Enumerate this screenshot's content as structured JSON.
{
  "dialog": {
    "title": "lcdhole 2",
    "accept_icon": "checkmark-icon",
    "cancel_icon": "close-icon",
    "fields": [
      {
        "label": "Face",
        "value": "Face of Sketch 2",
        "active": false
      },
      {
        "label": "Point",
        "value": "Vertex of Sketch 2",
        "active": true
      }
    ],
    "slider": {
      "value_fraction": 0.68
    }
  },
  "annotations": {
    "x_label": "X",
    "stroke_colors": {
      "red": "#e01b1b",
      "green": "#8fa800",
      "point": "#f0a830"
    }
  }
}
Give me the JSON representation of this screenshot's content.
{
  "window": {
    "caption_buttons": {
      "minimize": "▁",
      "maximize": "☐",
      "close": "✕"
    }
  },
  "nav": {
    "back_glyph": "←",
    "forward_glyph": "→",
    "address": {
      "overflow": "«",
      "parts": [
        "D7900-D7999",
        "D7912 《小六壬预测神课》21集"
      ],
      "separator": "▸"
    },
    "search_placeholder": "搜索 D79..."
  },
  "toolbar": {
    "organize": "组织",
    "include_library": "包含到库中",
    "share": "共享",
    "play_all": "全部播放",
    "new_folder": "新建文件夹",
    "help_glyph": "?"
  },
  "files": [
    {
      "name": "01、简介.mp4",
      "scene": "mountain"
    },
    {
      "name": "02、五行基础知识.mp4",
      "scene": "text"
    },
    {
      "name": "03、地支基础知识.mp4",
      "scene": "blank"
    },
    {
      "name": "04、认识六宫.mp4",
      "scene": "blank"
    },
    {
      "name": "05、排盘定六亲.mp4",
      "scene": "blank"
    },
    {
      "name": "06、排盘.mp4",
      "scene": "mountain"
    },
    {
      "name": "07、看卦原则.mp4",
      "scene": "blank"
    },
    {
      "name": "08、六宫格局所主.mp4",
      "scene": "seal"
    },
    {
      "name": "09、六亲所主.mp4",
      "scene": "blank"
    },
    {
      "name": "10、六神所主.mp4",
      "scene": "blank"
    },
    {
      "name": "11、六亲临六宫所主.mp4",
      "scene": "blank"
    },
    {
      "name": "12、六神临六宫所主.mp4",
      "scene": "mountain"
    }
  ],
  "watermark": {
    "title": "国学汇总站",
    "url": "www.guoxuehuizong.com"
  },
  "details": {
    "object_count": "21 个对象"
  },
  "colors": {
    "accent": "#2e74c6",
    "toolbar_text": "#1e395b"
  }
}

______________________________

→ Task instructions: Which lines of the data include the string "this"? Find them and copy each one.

→ Written response:
Enumerate this screenshot's content as structured JSON.
Give me the JSON representation of this screenshot's content.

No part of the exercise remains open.